In some parts of Italy, vines are cultivated together with Mulberry trees, and are allowed to mingle and hang in festoons; thus silk and wine are produced on the same spot; and it is considered that when vines are allowed to grow over trees, on the side of a house, or on bowers, or extended on tall poles, without much trimming, they will produce more fruit, and are not so liable to mildew.
Dr. G. W. Chapman, of New-York, having paid some attention to the cultivation of native Grapes, observes, that the vine, in its natural state, seldom or never throws out bearing shoots until it reaches the top of the tree on which it ascends, when the branches take a horizontal or descending position. From this fact he considers horizontal training preferable to that in the fan shape. From the experiments he has made, he has found that the shoots coming from those parts of the branches bent downward, are more productive than from those ascending; he considers deep digging around the vine, even to the destruction of some of the extending roots, as calculated to promote the growth of more fruit and less wood, than if allowed to spread near the surface; and he disapproves stopping the shoots before the fruit until early in July.

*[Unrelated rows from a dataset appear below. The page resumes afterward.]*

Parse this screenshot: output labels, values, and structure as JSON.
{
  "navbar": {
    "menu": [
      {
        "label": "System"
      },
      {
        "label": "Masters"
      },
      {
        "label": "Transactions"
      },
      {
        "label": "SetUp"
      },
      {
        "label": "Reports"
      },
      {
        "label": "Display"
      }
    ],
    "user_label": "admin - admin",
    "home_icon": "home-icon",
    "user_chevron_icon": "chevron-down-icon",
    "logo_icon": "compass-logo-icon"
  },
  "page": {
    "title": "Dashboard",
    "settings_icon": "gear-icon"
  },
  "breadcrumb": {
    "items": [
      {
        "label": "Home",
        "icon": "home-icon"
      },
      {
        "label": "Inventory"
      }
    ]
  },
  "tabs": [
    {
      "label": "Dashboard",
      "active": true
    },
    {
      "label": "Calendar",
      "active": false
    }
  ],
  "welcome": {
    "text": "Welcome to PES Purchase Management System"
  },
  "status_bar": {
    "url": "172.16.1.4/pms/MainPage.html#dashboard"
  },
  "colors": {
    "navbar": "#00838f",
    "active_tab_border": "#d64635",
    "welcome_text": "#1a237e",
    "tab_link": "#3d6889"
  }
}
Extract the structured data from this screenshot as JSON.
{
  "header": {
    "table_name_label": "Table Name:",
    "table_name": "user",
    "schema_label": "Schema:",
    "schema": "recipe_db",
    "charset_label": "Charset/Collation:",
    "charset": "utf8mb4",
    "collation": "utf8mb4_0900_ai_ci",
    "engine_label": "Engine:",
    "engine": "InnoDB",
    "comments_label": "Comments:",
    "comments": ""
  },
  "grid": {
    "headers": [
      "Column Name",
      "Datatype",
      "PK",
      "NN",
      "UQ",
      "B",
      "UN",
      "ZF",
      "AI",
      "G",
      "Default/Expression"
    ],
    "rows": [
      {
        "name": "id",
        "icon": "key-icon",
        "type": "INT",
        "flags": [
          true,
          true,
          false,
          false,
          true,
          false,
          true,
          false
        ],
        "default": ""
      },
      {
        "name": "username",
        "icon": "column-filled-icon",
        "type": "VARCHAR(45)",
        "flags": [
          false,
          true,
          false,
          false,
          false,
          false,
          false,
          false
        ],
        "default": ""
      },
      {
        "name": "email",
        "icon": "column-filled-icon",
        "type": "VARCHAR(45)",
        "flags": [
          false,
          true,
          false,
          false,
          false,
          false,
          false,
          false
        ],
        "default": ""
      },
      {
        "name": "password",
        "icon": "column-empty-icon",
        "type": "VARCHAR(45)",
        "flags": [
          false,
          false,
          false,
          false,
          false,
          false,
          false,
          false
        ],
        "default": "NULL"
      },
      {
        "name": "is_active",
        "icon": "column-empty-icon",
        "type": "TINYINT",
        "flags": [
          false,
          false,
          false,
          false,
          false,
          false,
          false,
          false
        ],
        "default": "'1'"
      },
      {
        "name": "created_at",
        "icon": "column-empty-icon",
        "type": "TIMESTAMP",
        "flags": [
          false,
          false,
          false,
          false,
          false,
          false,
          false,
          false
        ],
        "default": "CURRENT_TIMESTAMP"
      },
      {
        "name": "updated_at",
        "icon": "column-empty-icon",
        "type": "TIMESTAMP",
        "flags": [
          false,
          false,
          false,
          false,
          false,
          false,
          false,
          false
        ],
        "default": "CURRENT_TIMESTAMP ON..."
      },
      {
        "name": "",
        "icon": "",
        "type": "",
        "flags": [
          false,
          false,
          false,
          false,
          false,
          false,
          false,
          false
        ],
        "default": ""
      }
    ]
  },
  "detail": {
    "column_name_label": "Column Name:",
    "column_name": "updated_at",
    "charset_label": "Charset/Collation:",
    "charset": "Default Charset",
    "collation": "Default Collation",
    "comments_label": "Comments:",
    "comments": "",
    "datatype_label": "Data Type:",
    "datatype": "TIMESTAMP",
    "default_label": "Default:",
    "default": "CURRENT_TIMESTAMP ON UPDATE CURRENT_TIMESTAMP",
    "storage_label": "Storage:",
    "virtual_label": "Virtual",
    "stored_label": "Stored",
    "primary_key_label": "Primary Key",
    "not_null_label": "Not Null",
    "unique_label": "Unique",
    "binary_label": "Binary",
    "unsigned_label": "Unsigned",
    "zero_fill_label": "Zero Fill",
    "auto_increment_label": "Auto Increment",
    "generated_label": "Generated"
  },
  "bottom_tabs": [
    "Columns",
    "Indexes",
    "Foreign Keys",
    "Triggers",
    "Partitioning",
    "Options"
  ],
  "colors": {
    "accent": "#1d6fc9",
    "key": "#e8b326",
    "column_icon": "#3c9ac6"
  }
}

Mr. William Wilson, of Clermont, leaves his foreign vines their whole length at the time of trimming in October. In November, they are laid on the ground at full length, fastened down with pins, and covered lightly with earth; in this state they lie all the winter. In April, as soon as the weather will permit, they are uncovered and left lying on the ground ten or twelve days: by the first of May, the vines are trained to stakes or poles of the length of ten feet and upward; and by the middle of June the stakes are entirely covered by new shoots of the vine, and with plenty of fruit, which ripens in September. Mr. W. says, that until he pursued his present course, his fruit was frequently blasted and mildewed, but that he has now vines twenty or thirty feet long, which run up the fruit trees adjoining; others, being carried up eight or ten feet, are stretched horizontally. It is seldom he gathers fruit within three or four feet of the ground, and he has never any blasted or infected with mildew; he keeps the ground cultivated by frequent hoeing; but he says he has used no manure for ten years or more.